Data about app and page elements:

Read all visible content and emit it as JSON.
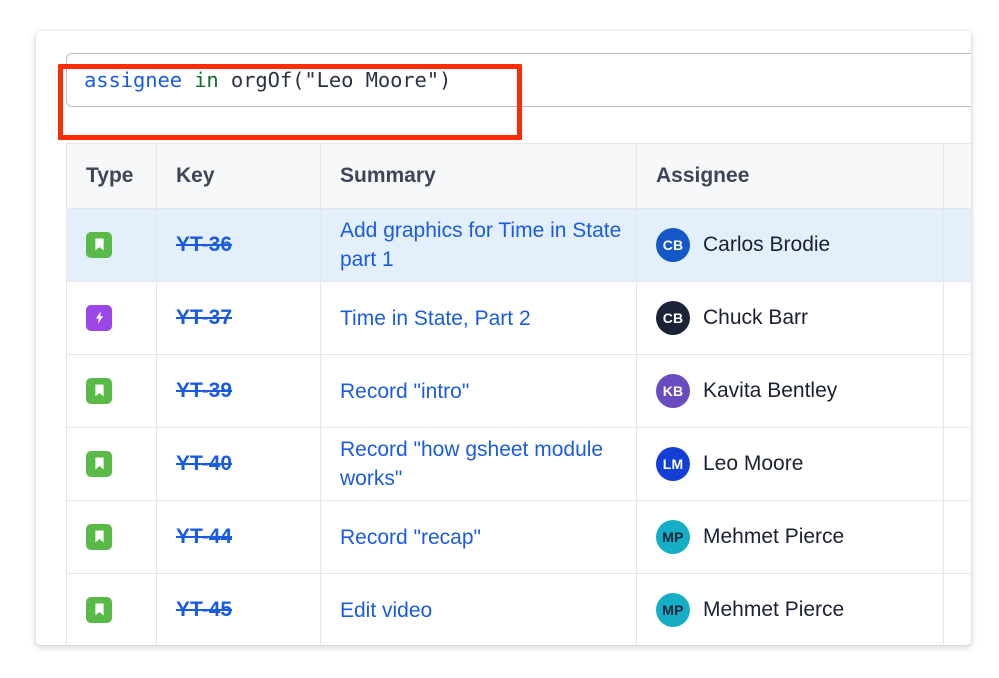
{
  "query": {
    "tokens": [
      {
        "text": "assignee",
        "kind": "field"
      },
      {
        "text": " ",
        "kind": "plain"
      },
      {
        "text": "in",
        "kind": "operator"
      },
      {
        "text": " ",
        "kind": "plain"
      },
      {
        "text": "orgOf(\"Leo Moore\")",
        "kind": "plain"
      }
    ],
    "full_text": "assignee in orgOf(\"Leo Moore\")",
    "annotation_color": "#fb2b05"
  },
  "table": {
    "columns": [
      {
        "key": "type",
        "label": "Type"
      },
      {
        "key": "key",
        "label": "Key"
      },
      {
        "key": "summary",
        "label": "Summary"
      },
      {
        "key": "assignee",
        "label": "Assignee"
      }
    ],
    "rows": [
      {
        "type_icon": "story-icon",
        "type_color": "#5aba47",
        "key": "YT-36",
        "summary": "Add graphics for Time in State part 1",
        "assignee": "Carlos Brodie",
        "initials": "CB",
        "avatar_color": "#1457c8",
        "avatar_text_color": "#ffffff",
        "highlighted": true
      },
      {
        "type_icon": "epic-icon",
        "type_color": "#9b47e8",
        "key": "YT-37",
        "summary": "Time in State, Part 2",
        "assignee": "Chuck Barr",
        "initials": "CB",
        "avatar_color": "#1c2336",
        "avatar_text_color": "#ffffff",
        "highlighted": false
      },
      {
        "type_icon": "story-icon",
        "type_color": "#5aba47",
        "key": "YT-39",
        "summary": "Record \"intro\"",
        "assignee": "Kavita Bentley",
        "initials": "KB",
        "avatar_color": "#6a4cc0",
        "avatar_text_color": "#ffffff",
        "highlighted": false
      },
      {
        "type_icon": "story-icon",
        "type_color": "#5aba47",
        "key": "YT-40",
        "summary": "Record \"how gsheet module works\"",
        "assignee": "Leo Moore",
        "initials": "LM",
        "avatar_color": "#143fd4",
        "avatar_text_color": "#ffffff",
        "highlighted": false
      },
      {
        "type_icon": "story-icon",
        "type_color": "#5aba47",
        "key": "YT-44",
        "summary": "Record \"recap\"",
        "assignee": "Mehmet Pierce",
        "initials": "MP",
        "avatar_color": "#16aec6",
        "avatar_text_color": "#14253a",
        "highlighted": false
      },
      {
        "type_icon": "story-icon",
        "type_color": "#5aba47",
        "key": "YT-45",
        "summary": "Edit video",
        "assignee": "Mehmet Pierce",
        "initials": "MP",
        "avatar_color": "#16aec6",
        "avatar_text_color": "#14253a",
        "highlighted": false
      }
    ]
  }
}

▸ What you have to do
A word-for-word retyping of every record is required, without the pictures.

▸ Answer to the exercise
Read all visible content and emit it as JSON.
{
  "query": {
    "tokens": [
      {
        "text": "assignee",
        "kind": "field"
      },
      {
        "text": " ",
        "kind": "plain"
      },
      {
        "text": "in",
        "kind": "operator"
      },
      {
        "text": " ",
        "kind": "plain"
      },
      {
        "text": "orgOf(\"Leo Moore\")",
        "kind": "plain"
      }
    ],
    "full_text": "assignee in orgOf(\"Leo Moore\")",
    "annotation_color": "#fb2b05"
  },
  "table": {
    "columns": [
      {
        "key": "type",
        "label": "Type"
      },
      {
        "key": "key",
        "label": "Key"
      },
      {
        "key": "summary",
        "label": "Summary"
      },
      {
        "key": "assignee",
        "label": "Assignee"
      }
    ],
    "rows": [
      {
        "type_icon": "story-icon",
        "type_color": "#5aba47",
        "key": "YT-36",
        "summary": "Add graphics for Time in State part 1",
        "assignee": "Carlos Brodie",
        "initials": "CB",
        "avatar_color": "#1457c8",
        "avatar_text_color": "#ffffff",
        "highlighted": true
      },
      {
        "type_icon": "epic-icon",
        "type_color": "#9b47e8",
        "key": "YT-37",
        "summary": "Time in State, Part 2",
        "assignee": "Chuck Barr",
        "initials": "CB",
        "avatar_color": "#1c2336",
        "avatar_text_color": "#ffffff",
        "highlighted": false
      },
      {
        "type_icon": "story-icon",
        "type_color": "#5aba47",
        "key": "YT-39",
        "summary": "Record \"intro\"",
        "assignee": "Kavita Bentley",
        "initials": "KB",
        "avatar_color": "#6a4cc0",
        "avatar_text_color": "#ffffff",
        "highlighted": false
      },
      {
        "type_icon": "story-icon",
        "type_color": "#5aba47",
        "key": "YT-40",
        "summary": "Record \"how gsheet module works\"",
        "assignee": "Leo Moore",
        "initials": "LM",
        "avatar_color": "#143fd4",
        "avatar_text_color": "#ffffff",
        "highlighted": false
      },
      {
        "type_icon": "story-icon",
        "type_color": "#5aba47",
        "key": "YT-44",
        "summary": "Record \"recap\"",
        "assignee": "Mehmet Pierce",
        "initials": "MP",
        "avatar_color": "#16aec6",
        "avatar_text_color": "#14253a",
        "highlighted": false
      },
      {
        "type_icon": "story-icon",
        "type_color": "#5aba47",
        "key": "YT-45",
        "summary": "Edit video",
        "assignee": "Mehmet Pierce",
        "initials": "MP",
        "avatar_color": "#16aec6",
        "avatar_text_color": "#14253a",
        "highlighted": false
      }
    ]
  }
}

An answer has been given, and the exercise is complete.